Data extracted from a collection
*** Block opens ***
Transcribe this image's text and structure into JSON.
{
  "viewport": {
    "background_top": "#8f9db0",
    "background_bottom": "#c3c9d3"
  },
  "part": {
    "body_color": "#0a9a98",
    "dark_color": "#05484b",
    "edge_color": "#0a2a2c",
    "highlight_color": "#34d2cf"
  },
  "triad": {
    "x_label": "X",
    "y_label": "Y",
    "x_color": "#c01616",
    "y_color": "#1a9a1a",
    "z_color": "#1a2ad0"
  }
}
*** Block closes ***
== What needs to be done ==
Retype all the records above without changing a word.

== Answer section ==
Transcribe this image's text and structure into JSON.
{
  "viewport": {
    "background_top": "#8f9db0",
    "background_bottom": "#c3c9d3"
  },
  "part": {
    "body_color": "#0a9a98",
    "dark_color": "#05484b",
    "edge_color": "#0a2a2c",
    "highlight_color": "#34d2cf"
  },
  "triad": {
    "x_label": "X",
    "y_label": "Y",
    "x_color": "#c01616",
    "y_color": "#1a9a1a",
    "z_color": "#1a2ad0"
  }
}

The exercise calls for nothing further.